- Reading level: Young Adult
- Hardcover:368 pages
- Publisher:Arthur A. Levine Books (August 1, 2011)
- ISBN-10: 0545221307
- Source: Publisher
Cleopatra VIII Selene, Princess of Egypt, is the only daughter of Cleopatra VII and Marcus Antonius. She’s grown up in luxury in the regal city of Alexandria. However, when Egypt goes to war with Rome, her entire world and everything it has ever stood for is pulled out from underneath her. Her family is shattered, all at the hands of the emperor of Rome, Octavianus.
Cleopatra Selene and her two brothers are forced to move to Rome, an existence much different than the life they had in Alexandria. Forced to live in the home of their enemy, they are constantly bombarded with threats of death and torture each time they walk outside the walls of the compound.
Like her mother before here, Cleopatra Selene must gather all the strength and power she has to regain claim over Egypt once again. She’s forced to chose between two men, and two very different destinies.
While technically a young adult novel, Cleopatra’s Moon is most definitely a novel that would appeal to readers of all ages. We have all read about the powerful Celopatra and Marcus Antonius, but not much has been written about their daughter.
This novel is full of rich and detailed characters. Cleopatra Selene herself starts out as a young and naive princess, but is forced to evolve into quite the strong woman. She is not passive in her feelings about their “imprisonment,” she risks her life on several occasions to protect her siblings and their family name. Additionally, one can’t help but love Cleopatra Selene’s youngest brother, “Ptolly.” Barely out of the toddler stages when he loses his parents, he’s too young and naive to really understand what has happened.
Potentially the most compelling part of this novel is the rich description of the settings of both Egypt and Rome. It was interesting to see how differently woman were treated in each of these settings. In Egypt, with Cleopatra as the queen, women were powerful and regal figures. In Rome, on the otherhand, they were mostly confined to the castle, not free to roam and explore. In Egypt, the women of royalty had individual and unique names while in Rome the women generally shared the same name. A part of history I admit to not being very familiar with, I believe in reading this book I gained a much stronger understanding of this important time in history.

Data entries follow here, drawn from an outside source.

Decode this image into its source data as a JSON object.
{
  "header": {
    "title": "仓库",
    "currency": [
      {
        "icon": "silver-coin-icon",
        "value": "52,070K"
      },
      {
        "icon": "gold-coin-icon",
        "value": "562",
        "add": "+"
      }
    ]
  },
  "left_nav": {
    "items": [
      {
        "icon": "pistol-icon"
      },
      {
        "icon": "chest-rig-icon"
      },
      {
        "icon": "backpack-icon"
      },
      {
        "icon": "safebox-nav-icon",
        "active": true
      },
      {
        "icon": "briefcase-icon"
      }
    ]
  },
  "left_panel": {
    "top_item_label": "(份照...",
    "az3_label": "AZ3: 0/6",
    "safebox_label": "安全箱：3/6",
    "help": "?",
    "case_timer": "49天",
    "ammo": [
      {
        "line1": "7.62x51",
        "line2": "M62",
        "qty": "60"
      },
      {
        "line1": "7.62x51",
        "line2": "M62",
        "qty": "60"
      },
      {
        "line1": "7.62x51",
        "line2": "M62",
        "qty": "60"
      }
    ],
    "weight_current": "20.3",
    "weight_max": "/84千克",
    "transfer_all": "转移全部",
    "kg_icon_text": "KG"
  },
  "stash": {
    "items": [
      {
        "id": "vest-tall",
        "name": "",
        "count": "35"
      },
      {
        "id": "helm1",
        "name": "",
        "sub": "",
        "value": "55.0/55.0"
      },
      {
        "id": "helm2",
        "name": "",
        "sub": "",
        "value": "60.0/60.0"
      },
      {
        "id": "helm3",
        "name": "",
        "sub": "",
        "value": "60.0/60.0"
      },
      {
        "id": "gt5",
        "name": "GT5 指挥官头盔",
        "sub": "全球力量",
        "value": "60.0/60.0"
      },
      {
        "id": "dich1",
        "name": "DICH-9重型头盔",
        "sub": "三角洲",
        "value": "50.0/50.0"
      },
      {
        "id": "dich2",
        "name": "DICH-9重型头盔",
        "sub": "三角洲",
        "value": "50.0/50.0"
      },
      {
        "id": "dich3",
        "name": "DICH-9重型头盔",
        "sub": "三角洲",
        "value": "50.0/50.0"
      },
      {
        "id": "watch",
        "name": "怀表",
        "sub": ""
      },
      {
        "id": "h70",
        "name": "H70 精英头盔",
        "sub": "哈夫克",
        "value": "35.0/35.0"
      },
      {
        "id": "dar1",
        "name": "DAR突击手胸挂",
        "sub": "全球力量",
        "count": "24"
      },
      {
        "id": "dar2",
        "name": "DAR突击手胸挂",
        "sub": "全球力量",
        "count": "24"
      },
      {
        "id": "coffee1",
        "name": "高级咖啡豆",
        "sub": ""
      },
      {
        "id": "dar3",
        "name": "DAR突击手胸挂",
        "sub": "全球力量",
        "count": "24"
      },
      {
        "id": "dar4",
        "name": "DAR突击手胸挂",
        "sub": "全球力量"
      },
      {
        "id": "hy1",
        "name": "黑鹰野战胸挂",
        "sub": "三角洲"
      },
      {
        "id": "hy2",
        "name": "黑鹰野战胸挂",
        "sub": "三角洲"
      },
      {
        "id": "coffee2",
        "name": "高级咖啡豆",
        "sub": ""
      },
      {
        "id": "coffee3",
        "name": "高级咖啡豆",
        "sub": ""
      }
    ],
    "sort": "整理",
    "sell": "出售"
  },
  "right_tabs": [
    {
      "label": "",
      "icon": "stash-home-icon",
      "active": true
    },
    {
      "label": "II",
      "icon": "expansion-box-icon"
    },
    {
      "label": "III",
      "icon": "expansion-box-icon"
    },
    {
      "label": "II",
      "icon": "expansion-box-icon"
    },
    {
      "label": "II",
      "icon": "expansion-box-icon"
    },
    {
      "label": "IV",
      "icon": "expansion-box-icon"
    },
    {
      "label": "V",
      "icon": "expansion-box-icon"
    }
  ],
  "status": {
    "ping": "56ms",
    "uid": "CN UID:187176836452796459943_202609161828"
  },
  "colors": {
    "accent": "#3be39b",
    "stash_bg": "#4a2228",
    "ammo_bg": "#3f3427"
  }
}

The character list in the beginning of the book was essential; with so many characters with similar names it was hard to keep the characters straight at first. Additionally, the “Facts Within the Fiction” section at the end broke down which aspects of the book were based on fact and which were fictionalized in the writing of the novel.
My only complaint would be the ending. Throughout the novel, Selene’s character was built up as a strong and powerful one. She chose power rather than love, but in the end, this seemed to be forgotten. That said, this is just a minor issue I have, not really taking away from my overall opinion of the book.
Fans of historical fiction can’t afford to miss out on this book! Highly recommended.